What to work on
Using the data below, copy each line that includes the word "this".

Supplied material

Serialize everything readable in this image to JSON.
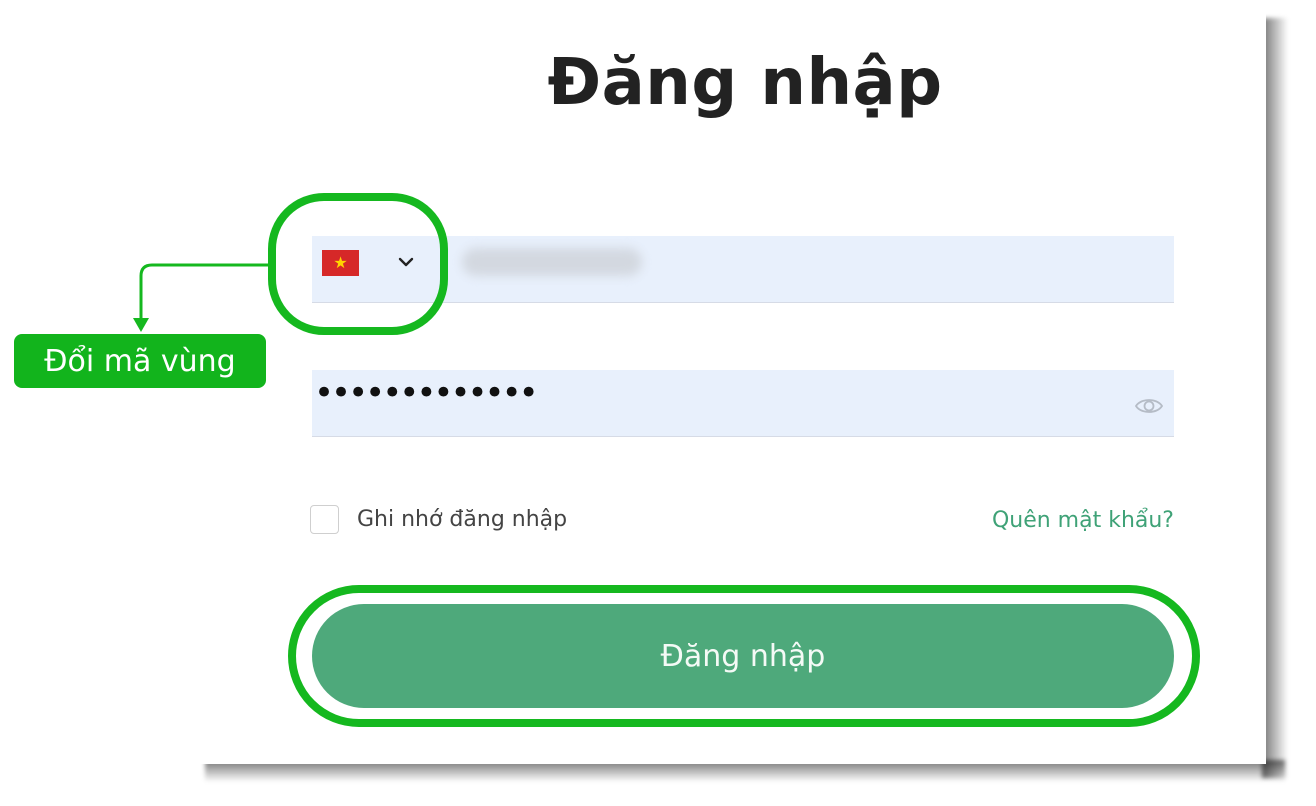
{
  "form": {
    "title": "Đăng nhập",
    "phone": {
      "country_flag": "vietnam-flag-icon",
      "flag_star": "★",
      "placeholder": "",
      "value": ""
    },
    "password": {
      "masked_value": "•••••••••••••"
    },
    "remember_label": "Ghi nhớ đăng nhập",
    "remember_checked": false,
    "forgot_label": "Quên mật khẩu?",
    "submit_label": "Đăng nhập"
  },
  "annotations": {
    "country_code_callout": "Đổi mã vùng",
    "highlight_color": "#15b81f"
  },
  "colors": {
    "field_bg": "#e8f0fc",
    "accent_green": "#4ea97b",
    "link_green": "#3fa277",
    "title_text": "#222222"
  }
}
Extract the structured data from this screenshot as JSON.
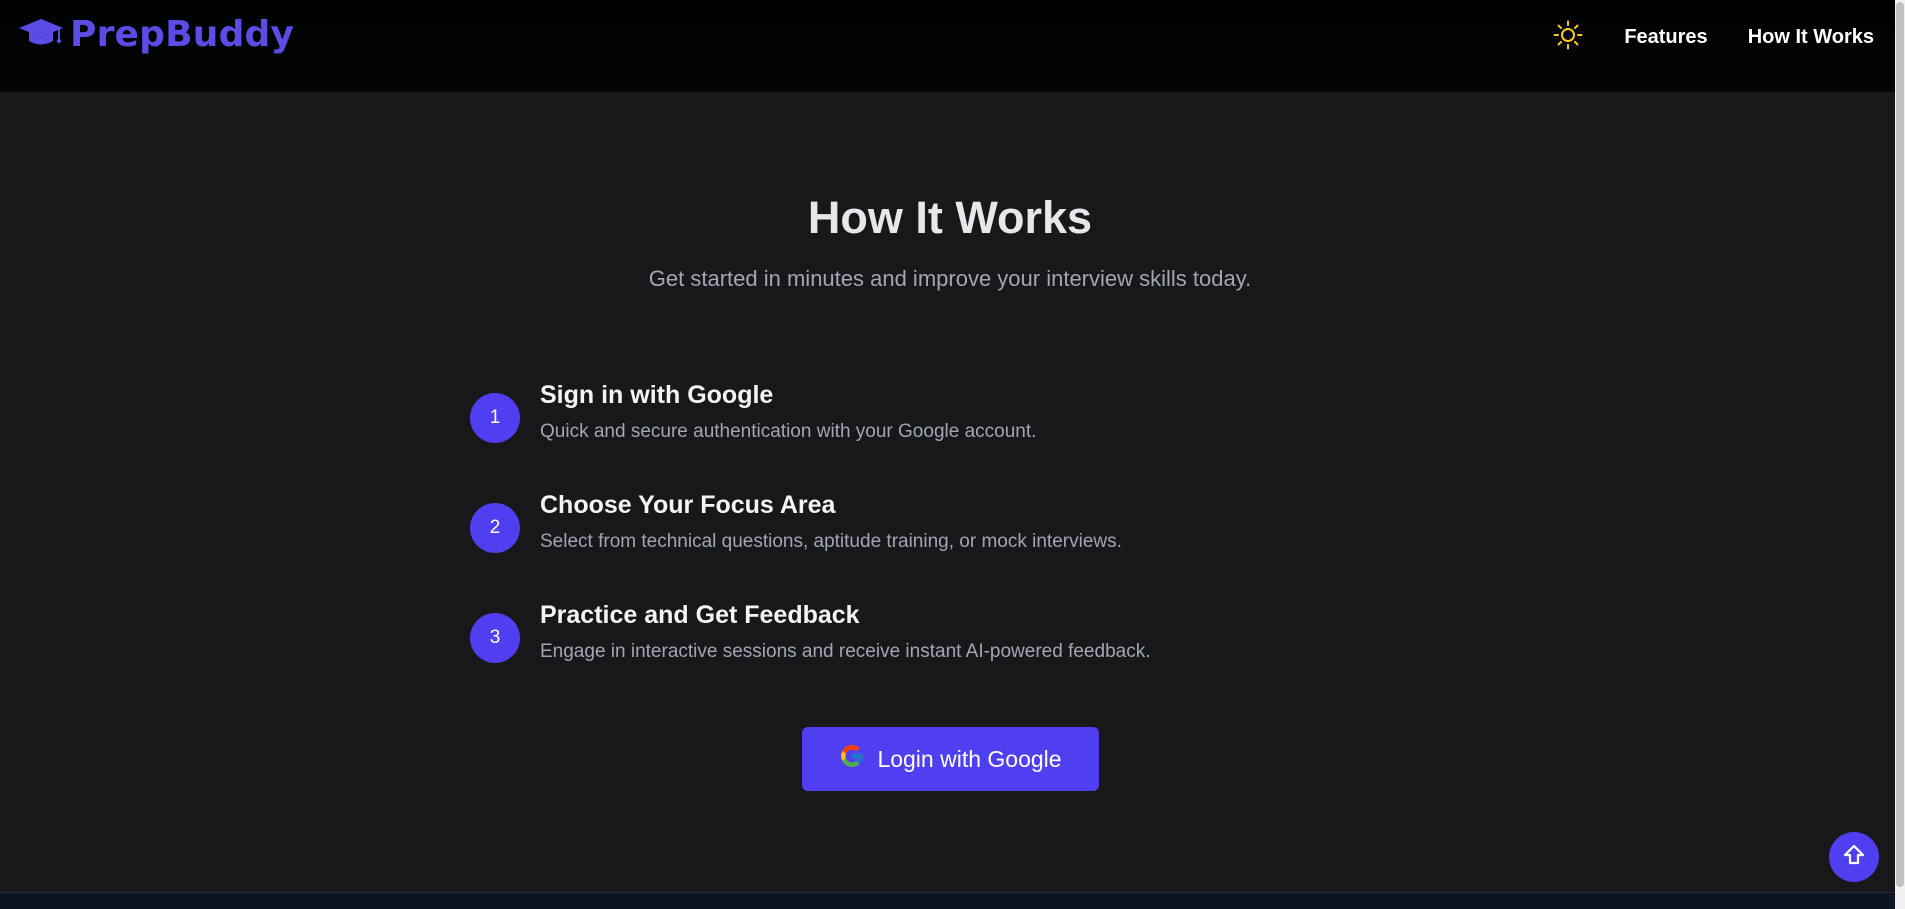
{
  "header": {
    "brand_name": "PrepBuddy",
    "logo_icon": "graduation-cap-icon",
    "theme_toggle_icon": "sun-icon",
    "nav": [
      {
        "label": "Features"
      },
      {
        "label": "How It Works"
      }
    ]
  },
  "main": {
    "title": "How It Works",
    "subtitle": "Get started in minutes and improve your interview skills today.",
    "steps": [
      {
        "number": "1",
        "title": "Sign in with Google",
        "description": "Quick and secure authentication with your Google account."
      },
      {
        "number": "2",
        "title": "Choose Your Focus Area",
        "description": "Select from technical questions, aptitude training, or mock interviews."
      },
      {
        "number": "3",
        "title": "Practice and Get Feedback",
        "description": "Engage in interactive sessions and receive instant AI-powered feedback."
      }
    ],
    "login_button": {
      "label": "Login with Google",
      "icon": "google-icon"
    }
  },
  "scroll_top_icon": "arrow-up-icon",
  "colors": {
    "accent": "#4f3ff0",
    "brand": "#5b4ce6",
    "background": "#18181b",
    "header_background": "#000000",
    "sun": "#facc15"
  }
}
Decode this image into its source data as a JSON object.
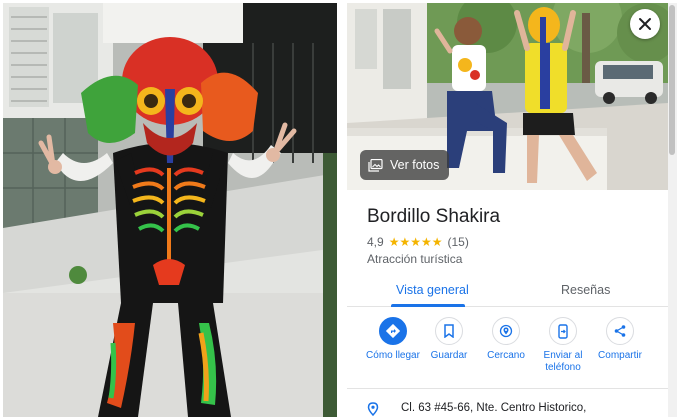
{
  "left_photo": {
    "description_icon": "costumed-person-photo"
  },
  "maps": {
    "hero": {
      "view_photos_label": "Ver fotos",
      "close_icon": "close-icon",
      "photos_icon": "photo-gallery-icon"
    },
    "place": {
      "title": "Bordillo Shakira",
      "rating": "4,9",
      "stars": "★★★★★",
      "review_count": "(15)",
      "category": "Atracción turística"
    },
    "tabs": [
      {
        "label": "Vista general",
        "active": true
      },
      {
        "label": "Reseñas",
        "active": false
      }
    ],
    "actions": [
      {
        "label": "Cómo llegar",
        "icon": "directions-icon"
      },
      {
        "label": "Guardar",
        "icon": "bookmark-icon"
      },
      {
        "label": "Cercano",
        "icon": "nearby-icon"
      },
      {
        "label": "Enviar al teléfono",
        "icon": "send-to-phone-icon"
      },
      {
        "label": "Compartir",
        "icon": "share-icon"
      }
    ],
    "address": {
      "icon": "location-pin-icon",
      "text": "Cl. 63 #45-66, Nte. Centro Historico,"
    }
  },
  "colors": {
    "accent": "#1a73e8",
    "star": "#f4b400",
    "text_primary": "#202124",
    "text_secondary": "#5f6368"
  }
}
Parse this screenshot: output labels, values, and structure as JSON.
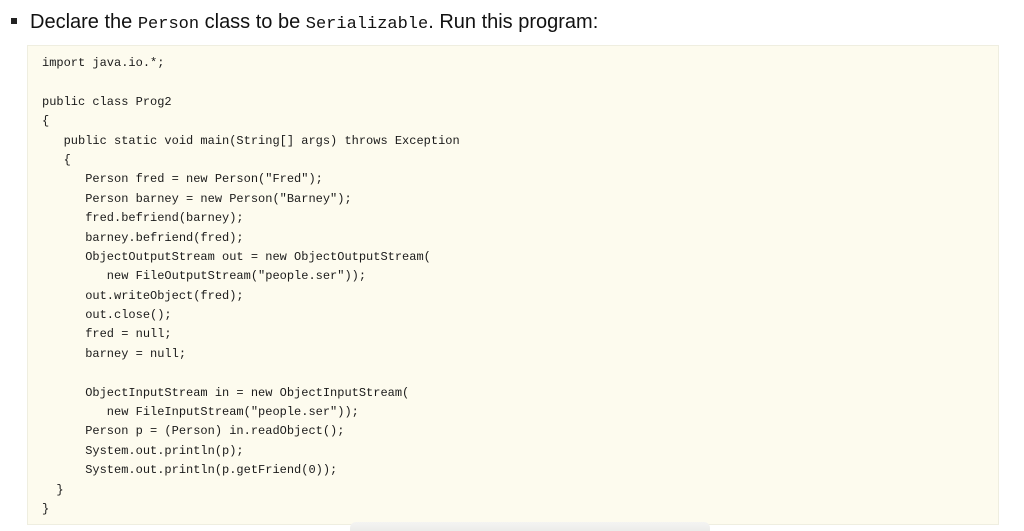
{
  "instruction": {
    "prefix": "Declare the ",
    "class_name": "Person",
    "middle": " class to be ",
    "interface_name": "Serializable",
    "suffix": ". Run this program:"
  },
  "code_lines": [
    "import java.io.*;",
    "",
    "public class Prog2",
    "{",
    "   public static void main(String[] args) throws Exception",
    "   {",
    "      Person fred = new Person(\"Fred\");",
    "      Person barney = new Person(\"Barney\");",
    "      fred.befriend(barney);",
    "      barney.befriend(fred);",
    "      ObjectOutputStream out = new ObjectOutputStream(",
    "         new FileOutputStream(\"people.ser\"));",
    "      out.writeObject(fred);",
    "      out.close();",
    "      fred = null;",
    "      barney = null;",
    "",
    "      ObjectInputStream in = new ObjectInputStream(",
    "         new FileInputStream(\"people.ser\"));",
    "      Person p = (Person) in.readObject();",
    "      System.out.println(p);",
    "      System.out.println(p.getFriend(0));",
    "  }",
    "}"
  ]
}
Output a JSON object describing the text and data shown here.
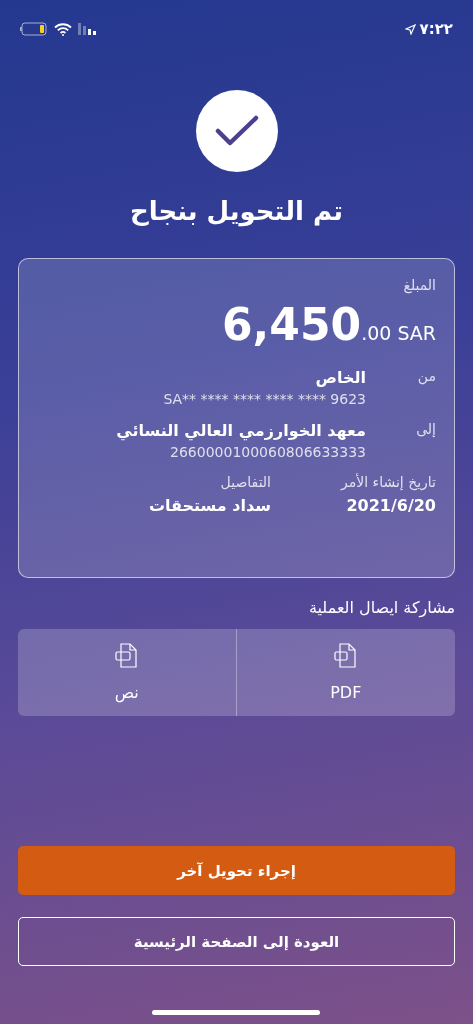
{
  "status_bar": {
    "time": "٧:٢٢"
  },
  "title": "تم التحويل بنجاح",
  "card": {
    "amount_label": "المبلغ",
    "amount_whole": "6,450",
    "amount_fraction": ".00 SAR",
    "parties": [
      {
        "label": "من",
        "name": "الخاص",
        "account": "SA** **** **** **** **** 9623"
      },
      {
        "label": "إلى",
        "name": "معهد الخوارزمي العالي النسائي",
        "account": "2660000100060806633333"
      }
    ],
    "meta": [
      {
        "label": "تاريخ إنشاء الأمر",
        "value": "2021/6/20"
      },
      {
        "label": "التفاصيل",
        "value": "سداد مستحقات"
      }
    ]
  },
  "share": {
    "title": "مشاركة ايصال العملية",
    "options": [
      {
        "kind": "pdf",
        "label": "PDF"
      },
      {
        "kind": "txt",
        "label": "نص"
      }
    ]
  },
  "buttons": [
    {
      "kind": "primary",
      "label": "إجراء تحويل آخر"
    },
    {
      "kind": "outline",
      "label": "العودة إلى الصفحة الرئيسية"
    }
  ]
}
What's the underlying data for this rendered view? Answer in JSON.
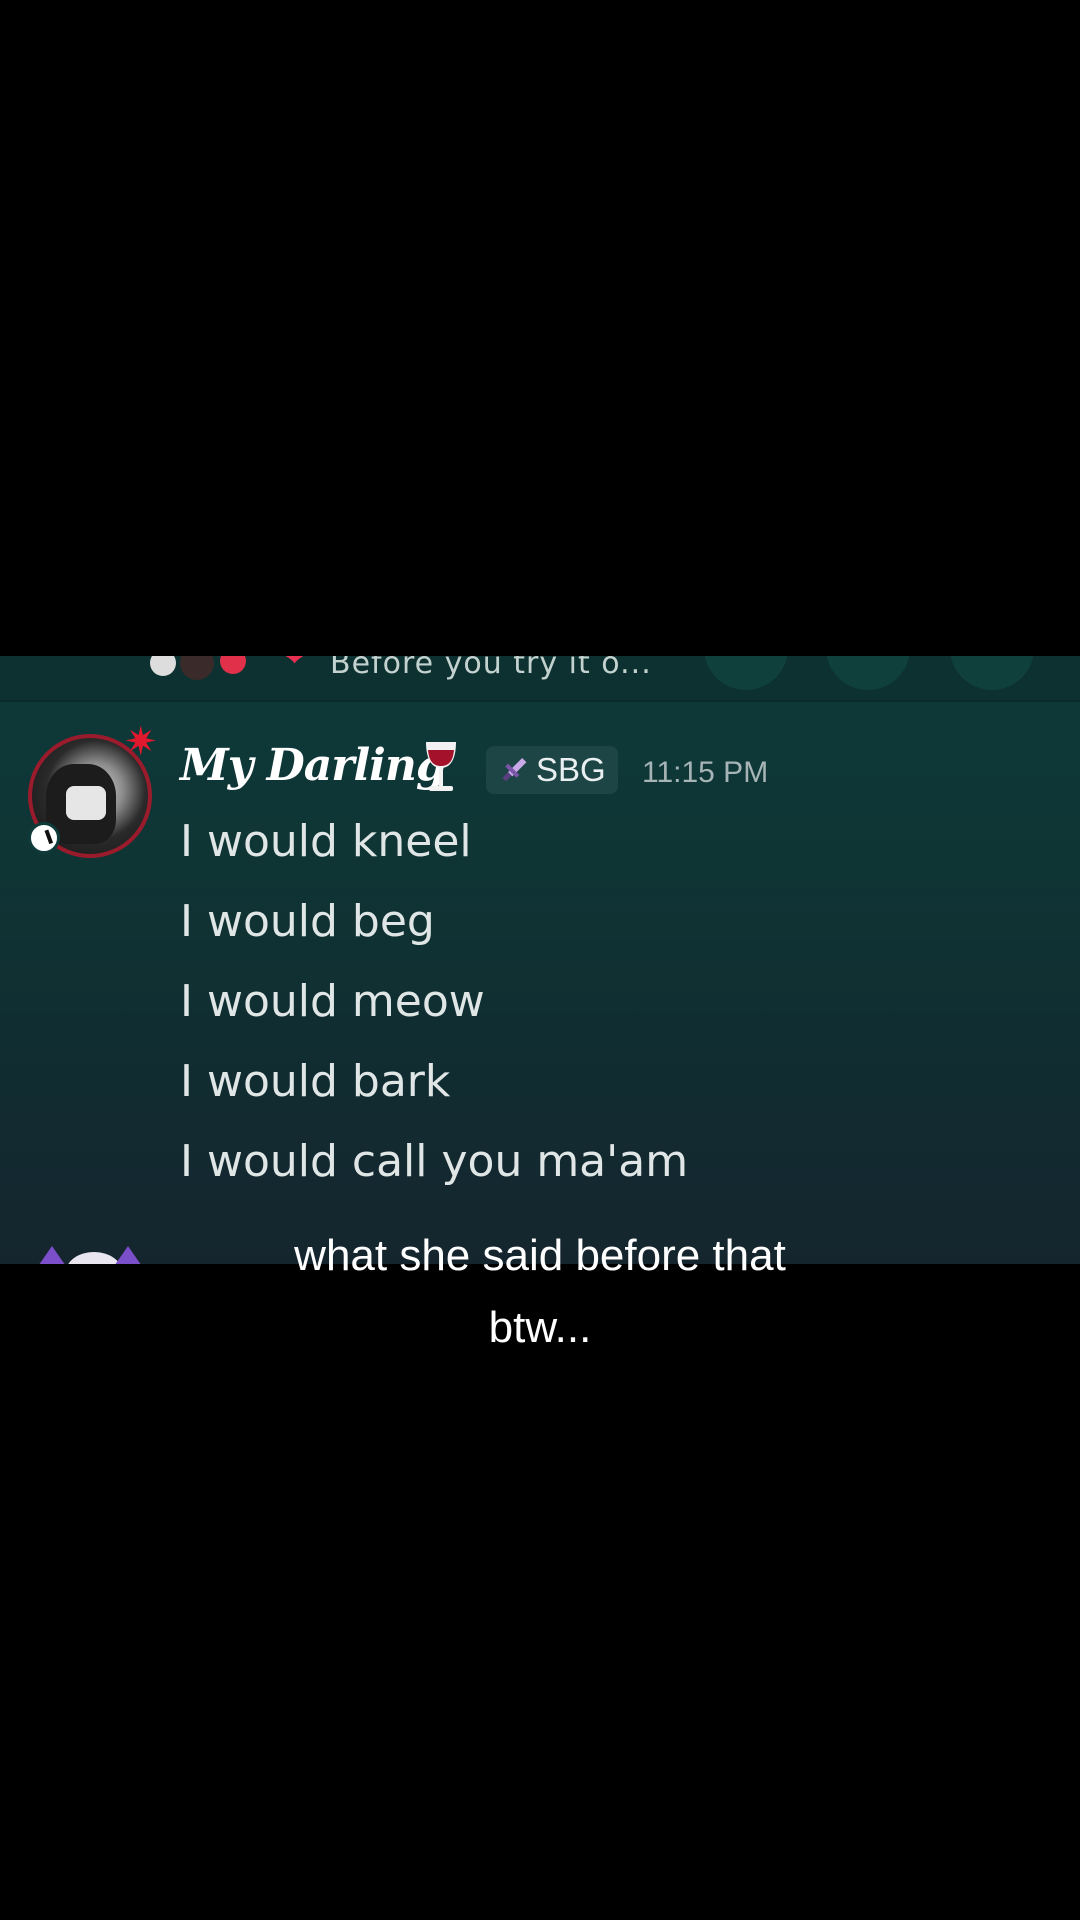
{
  "reply_preview": {
    "text": "Before you try it o..."
  },
  "message": {
    "author": "My Darling",
    "author_emoji": "wine-glass-icon",
    "role_tag": "SBG",
    "role_icon": "sword-icon",
    "timestamp": "11:15 PM",
    "lines": [
      "I would kneel",
      "I would beg",
      "I would meow",
      "I would bark",
      "I would call you ma'am"
    ]
  },
  "caption": {
    "line1": "what she said before that",
    "line2": "btw..."
  },
  "colors": {
    "background": "#000000",
    "chat_bg_top": "#0e3a3a",
    "chat_bg_bottom": "#15252e",
    "username": "#ffffff",
    "message_text": "#e0e6e6",
    "timestamp": "#a6b4b6",
    "role_tag_bg": "#1d4545",
    "accent_red": "#e0192e"
  }
}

Answer area
Serialize everything readable in this image to JSON.
Extract the structured data from this screenshot as JSON.
Decode this image into its source data as a JSON object.
Parse this screenshot: output labels, values, and structure as JSON.
    "suffix": ". Run this program:"
What's the underlying data for this rendered view? Answer in JSON.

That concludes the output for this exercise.